Saffron and curry Ч two spices not normally found in the Russian countryside Ч can be found next to the much more traditional dill. A traditional Russian brown clay pot is filled with bright pink pickled ginger. Cooking is done on a gas ring or an electric hot plate Ч and meat is a touchy subject.

The main room and kitchen are connected in the back to a slapped-together room called the Hobo Hole, which is warm, comfortable enough and private, with two twin beds and a pretty door painted bright blue and white.

Maybe the most comfortable room is a two-person loft above the detached banya, which itself is sometimes pressed into service as a single room.

In the winter, Pasha"s place can sleep around 11, and in the summer he provides tents, which allows the number of guests to swell to around 30.

Uncle Pasha"s Dacha, though not exactly eco-tourism, is a close approximation and is a fairly inexpensive do-it-yourself holiday in the countryside. The experience has a strong dash of hippie ethos and Russian idiosyncrasy, combined with laid-back bonfires, free horseback rides, banyas, church and countryside exploration, carriage and sleigh rides and jaunts in a leaky, pink-painted boat in the summer.

Misanthrope or no, it"s a fun time on the Volga.

Getting There



The house is reached by driving two hours up either the Novorizhskoye Shosse or the Leningradskoye Shosse. Once in the Tver region, head towards Staritsa. You can arrange to either drive or be met by horses in Staritsa and take the 40-minute ride back along the Volga. This part of the drive takes you along a somewhat difficult road down to the Volga. The second option has less off-roading but forces you to either leave your car in Dubrovki, across the Kholokholnya, or to ford the stream.

Contacts

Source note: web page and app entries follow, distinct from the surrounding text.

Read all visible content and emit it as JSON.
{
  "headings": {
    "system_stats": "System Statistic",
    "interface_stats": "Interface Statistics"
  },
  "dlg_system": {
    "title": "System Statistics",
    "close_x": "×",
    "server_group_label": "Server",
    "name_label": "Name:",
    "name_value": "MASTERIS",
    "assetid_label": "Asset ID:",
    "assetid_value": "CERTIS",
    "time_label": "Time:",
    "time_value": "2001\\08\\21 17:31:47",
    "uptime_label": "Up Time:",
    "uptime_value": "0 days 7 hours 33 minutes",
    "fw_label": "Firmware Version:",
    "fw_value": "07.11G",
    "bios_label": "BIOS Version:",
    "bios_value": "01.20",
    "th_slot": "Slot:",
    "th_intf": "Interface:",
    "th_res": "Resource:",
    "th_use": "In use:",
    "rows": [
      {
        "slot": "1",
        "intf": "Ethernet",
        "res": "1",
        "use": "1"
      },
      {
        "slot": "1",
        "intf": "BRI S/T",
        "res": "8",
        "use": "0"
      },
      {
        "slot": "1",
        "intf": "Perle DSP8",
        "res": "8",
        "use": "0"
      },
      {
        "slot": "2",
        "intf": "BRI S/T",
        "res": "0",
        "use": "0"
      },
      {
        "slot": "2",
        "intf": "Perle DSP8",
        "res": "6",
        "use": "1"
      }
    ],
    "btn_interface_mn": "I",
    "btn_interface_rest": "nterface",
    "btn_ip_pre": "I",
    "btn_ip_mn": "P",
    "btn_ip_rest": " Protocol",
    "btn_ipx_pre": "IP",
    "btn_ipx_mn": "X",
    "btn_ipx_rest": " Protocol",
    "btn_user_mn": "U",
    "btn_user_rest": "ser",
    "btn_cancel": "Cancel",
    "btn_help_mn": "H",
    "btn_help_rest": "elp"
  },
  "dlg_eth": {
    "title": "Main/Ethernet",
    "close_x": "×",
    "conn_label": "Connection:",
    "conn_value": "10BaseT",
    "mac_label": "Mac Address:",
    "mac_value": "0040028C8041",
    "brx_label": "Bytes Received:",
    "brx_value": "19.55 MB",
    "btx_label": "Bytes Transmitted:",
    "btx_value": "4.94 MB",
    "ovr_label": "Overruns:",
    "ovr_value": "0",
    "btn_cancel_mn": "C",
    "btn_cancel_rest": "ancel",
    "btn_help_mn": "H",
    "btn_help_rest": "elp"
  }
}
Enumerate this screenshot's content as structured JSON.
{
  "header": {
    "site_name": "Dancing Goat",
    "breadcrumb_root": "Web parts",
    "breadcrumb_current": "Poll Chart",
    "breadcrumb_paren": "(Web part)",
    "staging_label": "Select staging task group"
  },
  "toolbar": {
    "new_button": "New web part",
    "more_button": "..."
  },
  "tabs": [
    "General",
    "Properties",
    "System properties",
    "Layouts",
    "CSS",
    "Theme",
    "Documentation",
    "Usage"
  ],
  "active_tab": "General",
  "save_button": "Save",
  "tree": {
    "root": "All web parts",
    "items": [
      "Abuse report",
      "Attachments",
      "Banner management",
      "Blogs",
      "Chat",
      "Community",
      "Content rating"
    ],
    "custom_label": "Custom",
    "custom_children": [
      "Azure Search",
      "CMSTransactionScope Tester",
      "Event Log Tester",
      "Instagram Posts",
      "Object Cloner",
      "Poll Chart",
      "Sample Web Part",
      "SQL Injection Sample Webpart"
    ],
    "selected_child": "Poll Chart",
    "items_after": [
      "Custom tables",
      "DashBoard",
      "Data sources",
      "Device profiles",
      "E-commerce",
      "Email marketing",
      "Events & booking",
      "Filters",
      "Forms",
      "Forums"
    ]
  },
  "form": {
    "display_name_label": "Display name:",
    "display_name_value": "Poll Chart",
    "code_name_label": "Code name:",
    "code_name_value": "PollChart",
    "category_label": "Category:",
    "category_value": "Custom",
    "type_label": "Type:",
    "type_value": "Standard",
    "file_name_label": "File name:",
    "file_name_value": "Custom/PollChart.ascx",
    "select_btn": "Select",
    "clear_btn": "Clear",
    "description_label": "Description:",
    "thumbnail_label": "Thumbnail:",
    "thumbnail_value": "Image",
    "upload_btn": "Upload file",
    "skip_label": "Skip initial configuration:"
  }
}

Pasha highly discourages calls but answers e-mails quickly. His e-mail addresses are paul_voytinsky@yahoo.com and manfriday@yandex.ru. He will accept calls if they are not too late, but it is best to make reservations through e-mail.

He can be reached at 8-910-932-5546.